New York, NY (WorkersCompensation.com) – So far this year, at least 45 Metropolitan Transit Authority (MTA) workers and New York Police Department (NYPD) officials have been assaulted in New York city subways, and officials are looking for solutions.
According to figures released by the MTA, 20 MTA workers and at least 25 NYPD officers have been assaulted this year. Since August 2020, subway and bus employees have reported 3,904 incidents of assault or harassment.
Reports from MTA show that the most violent week for transit workers was the week of August 31, 2020, when 65 incidents of assault or harassment were reported. In 2022, the week of February 7 was the most violent, with 60 reports of assault or harassment – the fourth most violent week since August 1, 2020. The week of March 14 was the second most violent week this year, with 52 incidents.
New York City Transit Chief Jason Wilcox said police executives were “deeply concerned” by the reports. Those reports are resulting in arrests, though. Statistics show that crime arrests for transit crimes against workers and passengers are up 63 percent this year compared to 2021, and 60 percent of those arrests have been in connection with the assaults on city workers, Wilcox said during an MTA board meeting Monday.
During the meeting, NYC Mayor Eric Adams praised transit workers who rushed to the scene of a shooting in the subway recently that left 29 people injured, including 10 who were shot. Adams said transit workers risked their lives to help others.
“I want to thank every single MTA employee for their entire commitment, dedication and service. Your actions are indicative of what’s great about the service that you deliver every day, in general, and specifically, the service you deliver during times of crisis,” Adams said during the meeting. “When bullets were flying – 33 to be exact – you stayed calm, you stayed focused, and you saved lives. Thanks to you, no passenger was left behind, no lives were lost. And thanks to you, our city keeps running every day, day after day.
Most days, however, subway workers face assaults at the hands of passenger.

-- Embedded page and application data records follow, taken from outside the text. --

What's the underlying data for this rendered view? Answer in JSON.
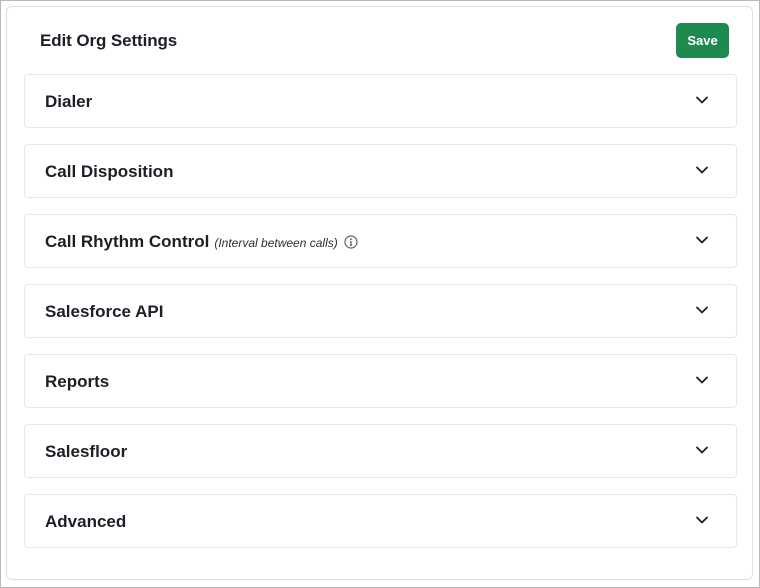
{
  "header": {
    "title": "Edit Org Settings",
    "save_label": "Save"
  },
  "sections": [
    {
      "title": "Dialer"
    },
    {
      "title": "Call Disposition"
    },
    {
      "title": "Call Rhythm Control",
      "subtitle": "(Interval between calls)",
      "icon": "info-icon"
    },
    {
      "title": "Salesforce API"
    },
    {
      "title": "Reports"
    },
    {
      "title": "Salesfloor"
    },
    {
      "title": "Advanced"
    }
  ],
  "icons": {
    "expand": "chevron-down-icon",
    "info": "info-icon"
  },
  "colors": {
    "accent": "#1e8a50",
    "text": "#1c1f26",
    "border": "#e4e6ea"
  }
}
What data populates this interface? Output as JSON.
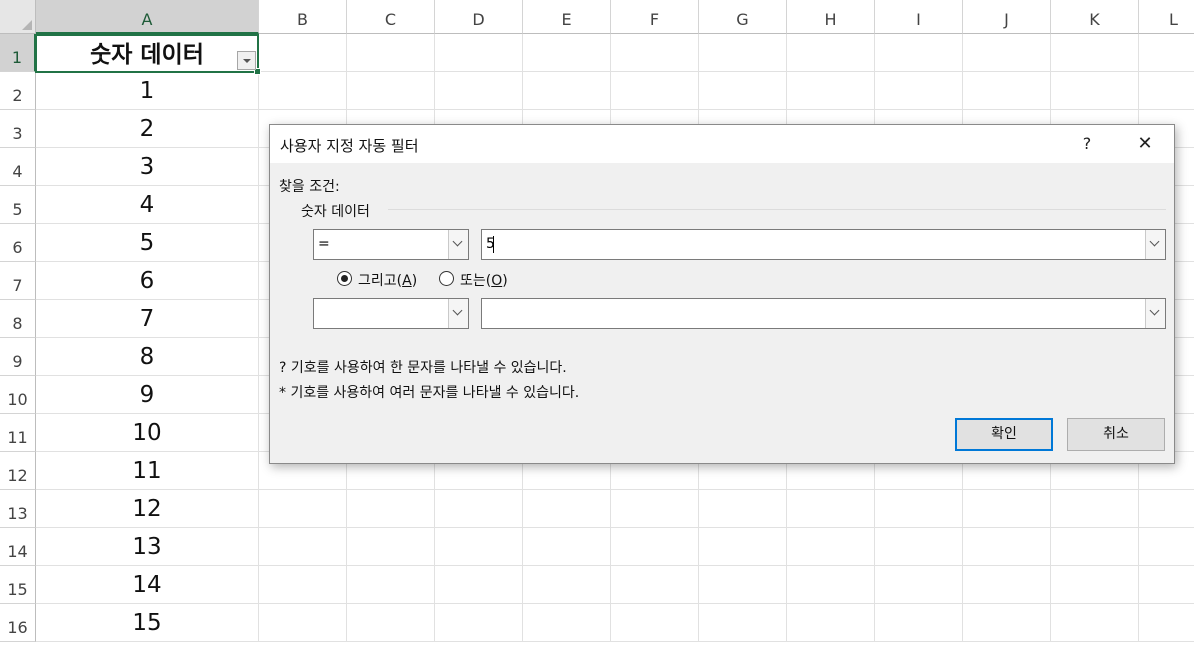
{
  "sheet": {
    "columns": [
      "A",
      "B",
      "C",
      "D",
      "E",
      "F",
      "G",
      "H",
      "I",
      "J",
      "K",
      "L"
    ],
    "rows": [
      "1",
      "2",
      "3",
      "4",
      "5",
      "6",
      "7",
      "8",
      "9",
      "10",
      "11",
      "12",
      "13",
      "14",
      "15",
      "16"
    ],
    "header_cell": "숫자 데이터",
    "values": [
      "1",
      "2",
      "3",
      "4",
      "5",
      "6",
      "7",
      "8",
      "9",
      "10",
      "11",
      "12",
      "13",
      "14",
      "15"
    ]
  },
  "dialog": {
    "title": "사용자 지정 자동 필터",
    "help": "?",
    "close": "✕",
    "find_label": "찾을 조건:",
    "field_name": "숫자 데이터",
    "op1": "=",
    "value1": "5",
    "op2": "",
    "value2": "",
    "and_label": "그리고",
    "and_key": "A",
    "or_label": "또는",
    "or_key": "O",
    "and_selected": true,
    "hint1": "? 기호를 사용하여 한 문자를 나타낼 수 있습니다.",
    "hint2": "* 기호를 사용하여 여러 문자를 나타낼 수 있습니다.",
    "ok": "확인",
    "cancel": "취소"
  }
}
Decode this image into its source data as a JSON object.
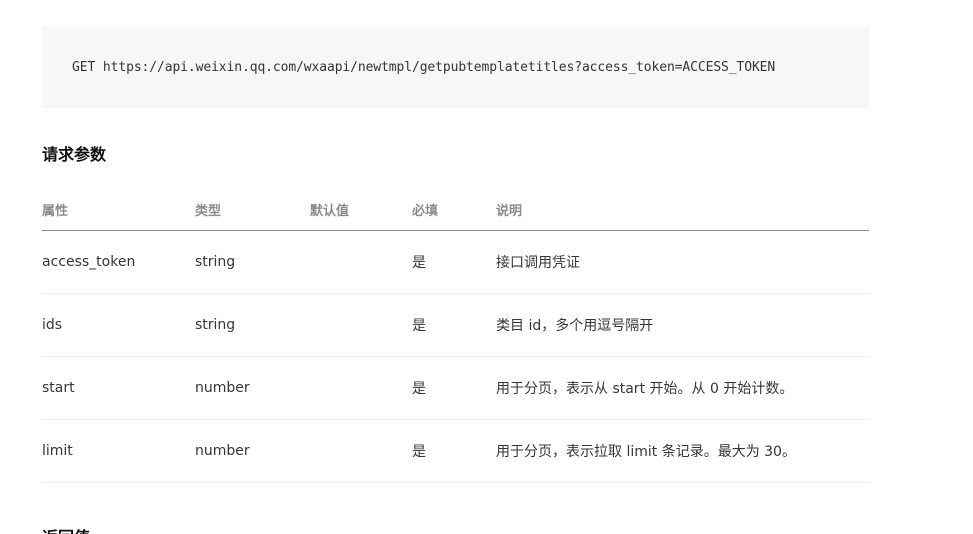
{
  "request": {
    "url_line": "GET https://api.weixin.qq.com/wxaapi/newtmpl/getpubtemplatetitles?access_token=ACCESS_TOKEN"
  },
  "params_section": {
    "title": "请求参数",
    "columns": [
      "属性",
      "类型",
      "默认值",
      "必填",
      "说明"
    ],
    "rows": [
      {
        "name": "access_token",
        "type": "string",
        "default": "",
        "required": "是",
        "desc": "接口调用凭证"
      },
      {
        "name": "ids",
        "type": "string",
        "default": "",
        "required": "是",
        "desc": "类目 id，多个用逗号隔开"
      },
      {
        "name": "start",
        "type": "number",
        "default": "",
        "required": "是",
        "desc": "用于分页，表示从 start 开始。从 0 开始计数。"
      },
      {
        "name": "limit",
        "type": "number",
        "default": "",
        "required": "是",
        "desc": "用于分页，表示拉取 limit 条记录。最大为 30。"
      }
    ]
  },
  "next_section": {
    "title": "返回值"
  },
  "colors": {
    "link": "#576b95",
    "code_bg": "#f7f7f7",
    "header_text": "#8c8c8c"
  }
}
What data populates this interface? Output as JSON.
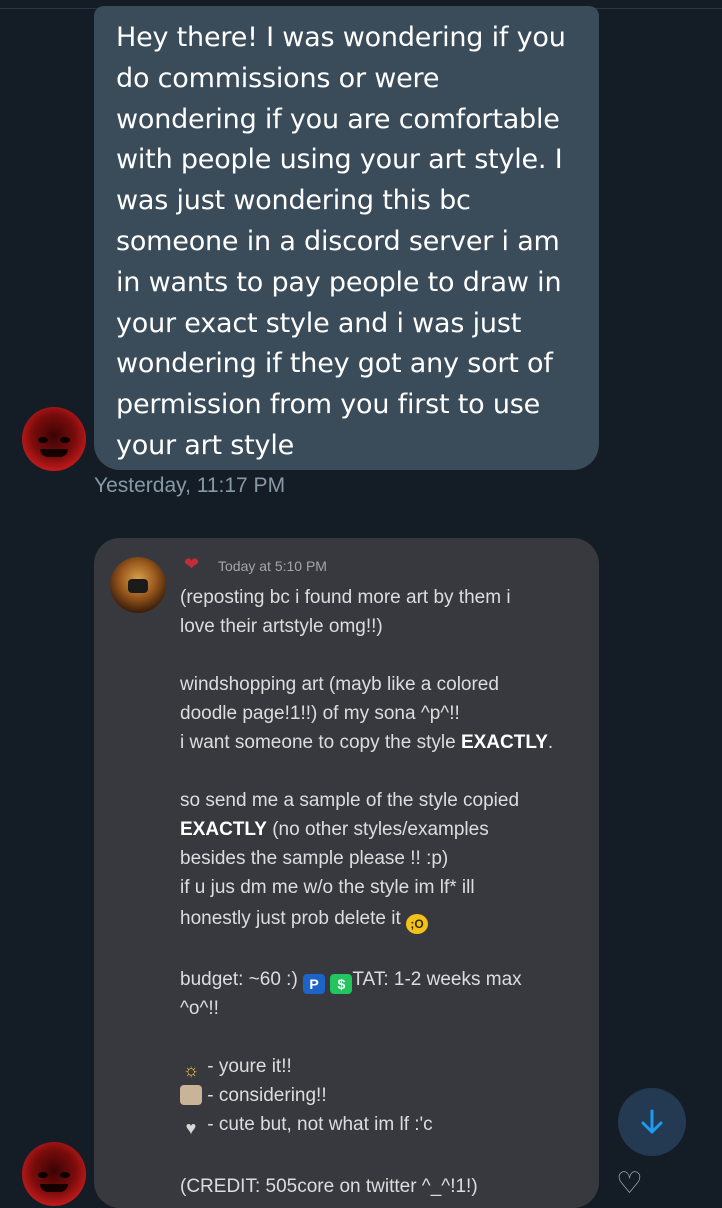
{
  "messages": {
    "received_text": "Hey there! I was wondering if you do commissions or were wondering if you are comfortable with people using your art style. I was just wondering this bc someone in a discord server i am in wants to pay people to draw in your exact style and i was just wondering if they got any sort of permission from you first to use your art style",
    "received_lines": [
      "Hey there! I was wondering if you",
      "do commissions or were",
      "wondering if you are comfortable",
      "with people using your art style. I",
      "was just wondering this bc",
      "someone in a discord server i am",
      "in wants to pay people to draw in",
      "your exact style and i was just",
      "wondering if they got any sort of",
      "permission from you first to use",
      "your art style"
    ],
    "timestamp": "Yesterday, 11:17 PM"
  },
  "attached_post": {
    "time": "Today at 5:10 PM",
    "line1": "(reposting bc i found more art by them i",
    "line2": "love their artstyle omg!!)",
    "line3": "windshopping art (mayb like a colored",
    "line4": "doodle page!1!!) of my sona ^p^!!",
    "line5_pre": "i want someone to copy the style ",
    "line5_bold": "EXACTLY",
    "line5_post": ".",
    "line6": "so send me a sample of the style copied",
    "line7_bold": "EXACTLY",
    "line7_post": " (no other styles/examples",
    "line8": "besides the sample please !! :p)",
    "line9": "if u jus dm me w/o the style im lf* ill",
    "line10": "honestly just prob delete it",
    "line11_pre": "budget: ~60 :) ",
    "line11_post": "TAT: 1-2 weeks max",
    "line12": "^o^!!",
    "legend1": " - youre it!!",
    "legend2": " - considering!!",
    "legend3": " - cute but, not what im lf :'c",
    "credit": "(CREDIT: 505core on twitter ^_^!1!)"
  },
  "icons": {
    "scroll_down": "arrow-down-icon",
    "reaction": "heart-outline-icon",
    "paypal": "P",
    "cashapp": "$"
  },
  "colors": {
    "background": "#141d26",
    "received_bubble": "#3a4b5a",
    "post_bubble": "#37393e",
    "accent": "#1d9bf0"
  }
}
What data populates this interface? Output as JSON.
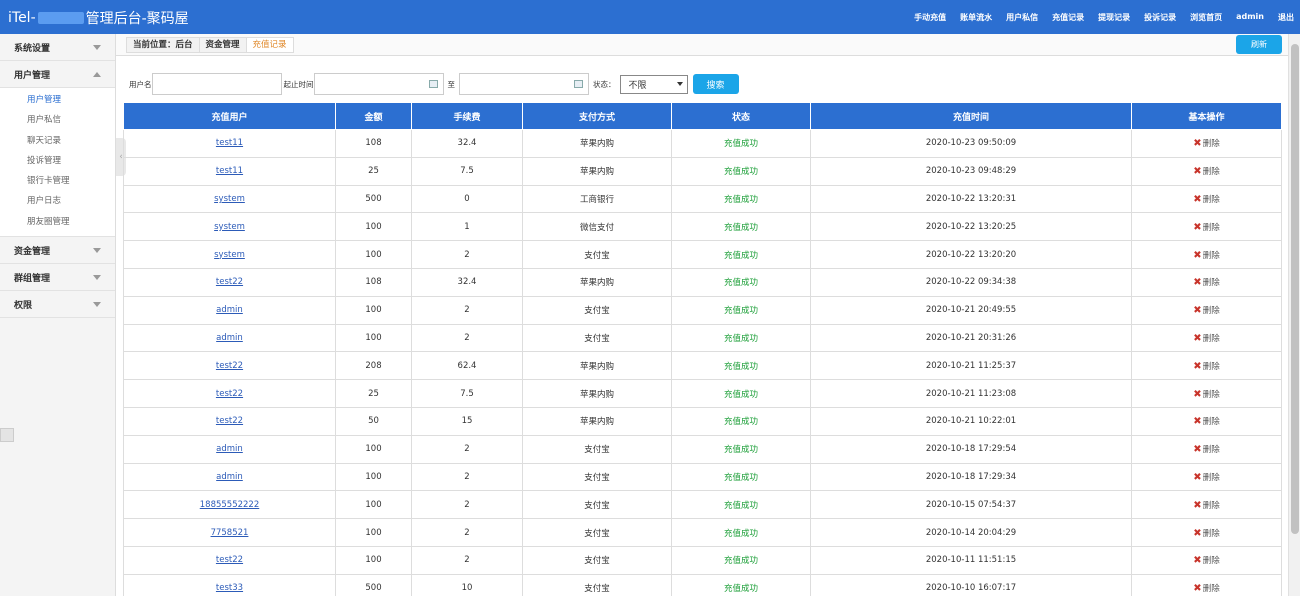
{
  "app": {
    "title_prefix": "iTel-",
    "title_suffix": "管理后台-聚码屋"
  },
  "top_nav": [
    "手动充值",
    "账单流水",
    "用户私信",
    "充值记录",
    "提现记录",
    "投诉记录",
    "浏览首页",
    "admin",
    "退出"
  ],
  "sidebar": {
    "groups": [
      {
        "label": "系统设置",
        "expanded": false
      },
      {
        "label": "用户管理",
        "expanded": true,
        "items": [
          "用户管理",
          "用户私信",
          "聊天记录",
          "投诉管理",
          "银行卡管理",
          "用户日志",
          "朋友圈管理"
        ]
      },
      {
        "label": "资金管理",
        "expanded": false
      },
      {
        "label": "群组管理",
        "expanded": false
      },
      {
        "label": "权限",
        "expanded": false
      }
    ]
  },
  "breadcrumb": {
    "prefix": "当前位置：后台",
    "section": "资金管理",
    "current": "充值记录"
  },
  "refresh_label": "刷新",
  "filter": {
    "username_label": "用户名",
    "start_label": "起止时间",
    "to_label": "至",
    "status_label": "状态：",
    "status_value": "不限",
    "search_label": "搜索"
  },
  "table": {
    "headers": [
      "充值用户",
      "金额",
      "手续费",
      "支付方式",
      "状态",
      "充值时间",
      "基本操作"
    ],
    "delete_label": "删除",
    "rows": [
      {
        "user": "test11",
        "amount": "108",
        "fee": "32.4",
        "method": "苹果内购",
        "status": "充值成功",
        "time": "2020-10-23 09:50:09"
      },
      {
        "user": "test11",
        "amount": "25",
        "fee": "7.5",
        "method": "苹果内购",
        "status": "充值成功",
        "time": "2020-10-23 09:48:29"
      },
      {
        "user": "system",
        "amount": "500",
        "fee": "0",
        "method": "工商银行",
        "status": "充值成功",
        "time": "2020-10-22 13:20:31"
      },
      {
        "user": "system",
        "amount": "100",
        "fee": "1",
        "method": "微信支付",
        "status": "充值成功",
        "time": "2020-10-22 13:20:25"
      },
      {
        "user": "system",
        "amount": "100",
        "fee": "2",
        "method": "支付宝",
        "status": "充值成功",
        "time": "2020-10-22 13:20:20"
      },
      {
        "user": "test22",
        "amount": "108",
        "fee": "32.4",
        "method": "苹果内购",
        "status": "充值成功",
        "time": "2020-10-22 09:34:38"
      },
      {
        "user": "admin",
        "amount": "100",
        "fee": "2",
        "method": "支付宝",
        "status": "充值成功",
        "time": "2020-10-21 20:49:55"
      },
      {
        "user": "admin",
        "amount": "100",
        "fee": "2",
        "method": "支付宝",
        "status": "充值成功",
        "time": "2020-10-21 20:31:26"
      },
      {
        "user": "test22",
        "amount": "208",
        "fee": "62.4",
        "method": "苹果内购",
        "status": "充值成功",
        "time": "2020-10-21 11:25:37"
      },
      {
        "user": "test22",
        "amount": "25",
        "fee": "7.5",
        "method": "苹果内购",
        "status": "充值成功",
        "time": "2020-10-21 11:23:08"
      },
      {
        "user": "test22",
        "amount": "50",
        "fee": "15",
        "method": "苹果内购",
        "status": "充值成功",
        "time": "2020-10-21 10:22:01"
      },
      {
        "user": "admin",
        "amount": "100",
        "fee": "2",
        "method": "支付宝",
        "status": "充值成功",
        "time": "2020-10-18 17:29:54"
      },
      {
        "user": "admin",
        "amount": "100",
        "fee": "2",
        "method": "支付宝",
        "status": "充值成功",
        "time": "2020-10-18 17:29:34"
      },
      {
        "user": "18855552222",
        "amount": "100",
        "fee": "2",
        "method": "支付宝",
        "status": "充值成功",
        "time": "2020-10-15 07:54:37"
      },
      {
        "user": "7758521",
        "amount": "100",
        "fee": "2",
        "method": "支付宝",
        "status": "充值成功",
        "time": "2020-10-14 20:04:29"
      },
      {
        "user": "test22",
        "amount": "100",
        "fee": "2",
        "method": "支付宝",
        "status": "充值成功",
        "time": "2020-10-11 11:51:15"
      },
      {
        "user": "test33",
        "amount": "500",
        "fee": "10",
        "method": "支付宝",
        "status": "充值成功",
        "time": "2020-10-10 16:07:17"
      }
    ]
  },
  "colors": {
    "primary": "#2c6fd1",
    "button": "#1ba5e8",
    "success": "#1a9e36",
    "delete_x": "#c8342b",
    "breadcrumb_current": "#e0892b"
  }
}
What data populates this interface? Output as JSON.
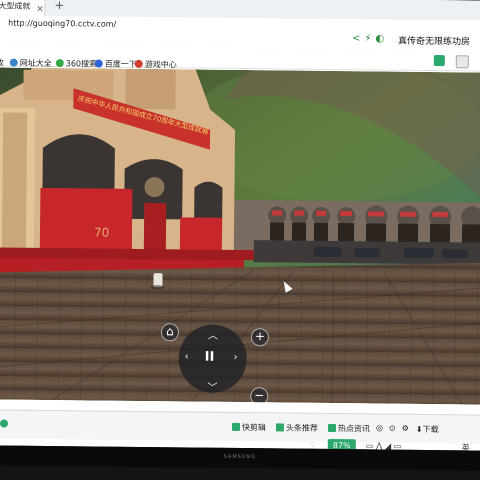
{
  "browser": {
    "tab_title": "大型成就",
    "url": "http://guoqing70.cctv.com/",
    "site_title": "真传奇无限练功房",
    "bookmarks": [
      {
        "label": "网址大全",
        "color": "#3b82c4"
      },
      {
        "label": "360搜索",
        "color": "#35a849"
      },
      {
        "label": "百度一下",
        "color": "#2d64d6"
      },
      {
        "label": "游戏中心",
        "color": "#d43c30"
      }
    ],
    "bookmark_prefix": "收"
  },
  "scene": {
    "banner_text": "庆祝中华人民共和国成立70周年大型成就展",
    "emblem_text": "70"
  },
  "controls": {
    "pause_symbol": "II",
    "zoom_in_symbol": "+",
    "zoom_out_symbol": "−"
  },
  "statusbar": {
    "items": [
      {
        "label": "快剪辑",
        "color": "#2ba86c"
      },
      {
        "label": "头条推荐",
        "color": "#2ba86c"
      },
      {
        "label": "热点资讯",
        "color": "#2ba86c"
      }
    ],
    "download_label": "下载"
  },
  "taskbar": {
    "zoom_level": "87%",
    "lang_label": "英"
  },
  "monitor": {
    "brand": "SAMSUNG"
  }
}
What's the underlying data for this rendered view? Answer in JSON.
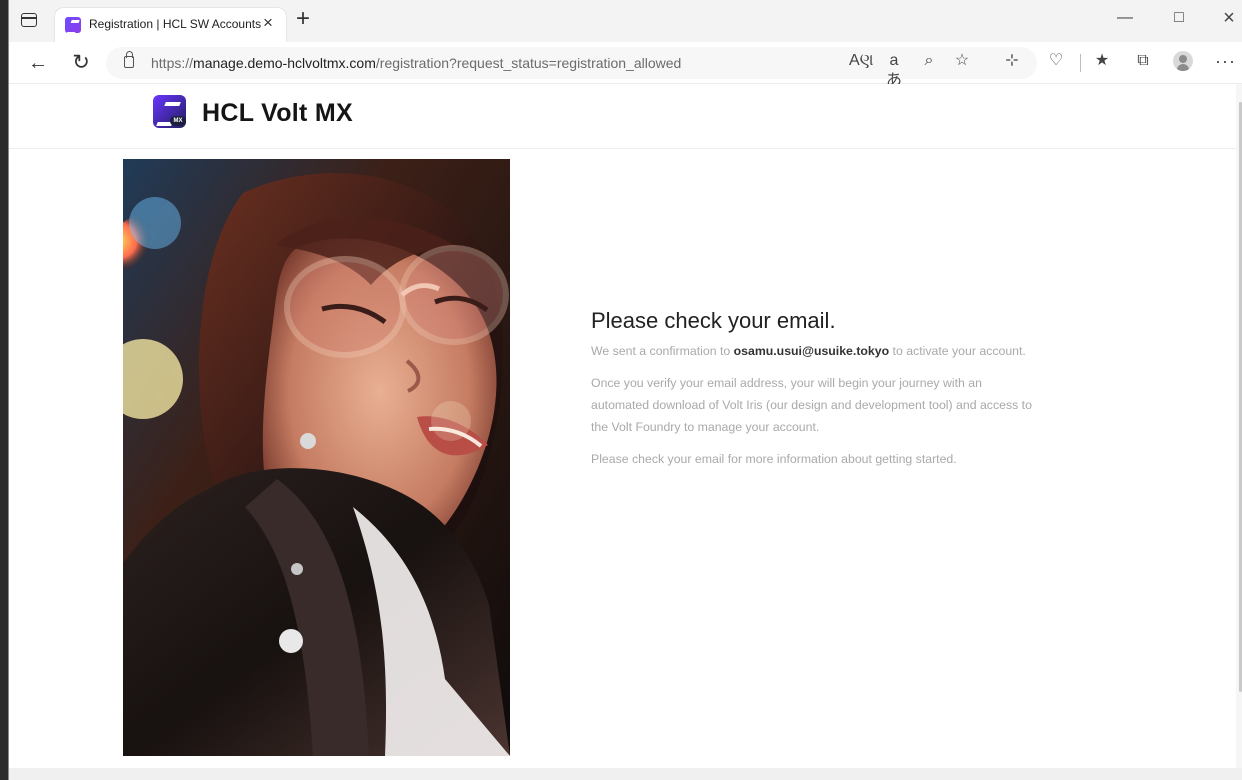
{
  "browser": {
    "tab_title": "Registration | HCL SW Accounts",
    "new_tab_symbol": "+",
    "close_tab_symbol": "×",
    "url_prefix": "https://",
    "url_domain": "manage.demo-hclvoltmx.com",
    "url_path": "/registration?request_status=registration_allowed",
    "toolbar_icons": {
      "read_aloud": "Aણ",
      "translate": "aあ",
      "zoom": "⌕",
      "favorite": "☆",
      "extensions": "⊹",
      "browser_essentials": "♡",
      "favorites": "★",
      "collections": "⧉",
      "more": "···"
    }
  },
  "site": {
    "brand": "HCL Volt MX"
  },
  "message": {
    "title": "Please check your email.",
    "paragraph1_before": "We sent a confirmation to ",
    "email": "osamu.usui@usuike.tokyo",
    "paragraph1_after": " to activate your account.",
    "paragraph2": "Once you verify your email address, your will begin your journey with an automated download of Volt Iris (our design and development tool) and access to the Volt Foundry to manage your account.",
    "paragraph3": "Please check your email for more information about getting started."
  }
}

In March, a 37-year-old MTA conductor was taken to the hospital after she was attacked by a passenger. Police said the victim was on the southbound F train at the Church Avenue station around 2:40 a.m., on Saturday, March 19 when a man started smoking on the train. When she asked the man to stop, he became angry and punched her in the face, cutting her lip and causing it to swell. He then slashed her hand and leg with a sharp object, police said.
After the attack, he fled the station with an unknown woman. The worker was taken to a nearby hospital and treated for her injuries, including getting stitches for the cuts on her hand and leg.
In February, an MTA worker was injured when a man attacked her inside a station. Police said the woman was working as a booth attendant and was roping off the turnstile in the mezzanine of the Fulton Street station when a man walked up to her and hit her, police said. Officials said she was taken to the Brooklyn Hospital for treatment of “minor bruising” on her face, police said.
Lieber said the MTA is urging legislators to pass laws that would better protect transit workers. Currently, attacks on transit workers can result in seven years in prison.
“I want to say, as long as I’m on this job, I want MTA workers to know we have their backs,” Lieber said. “We’re pressing lawmakers in Albany to pass a new worker assault bill. It isn’t just about what happened on that terrible day and the risks that our workers experienced. But everyday MTA workers are being attacked, assaulted, and we need to have laws that deal with that more aggressively.”
Lieber said at the meeting that MTA is working on a plan to tackle the rising attacks on workers, and on passengers on New York’s public transit systems. Part of the response, he said, would be increased police patrols on transit systems. Additionally, he said, the MTA will look for ways to get information from the public that can be shared with the police.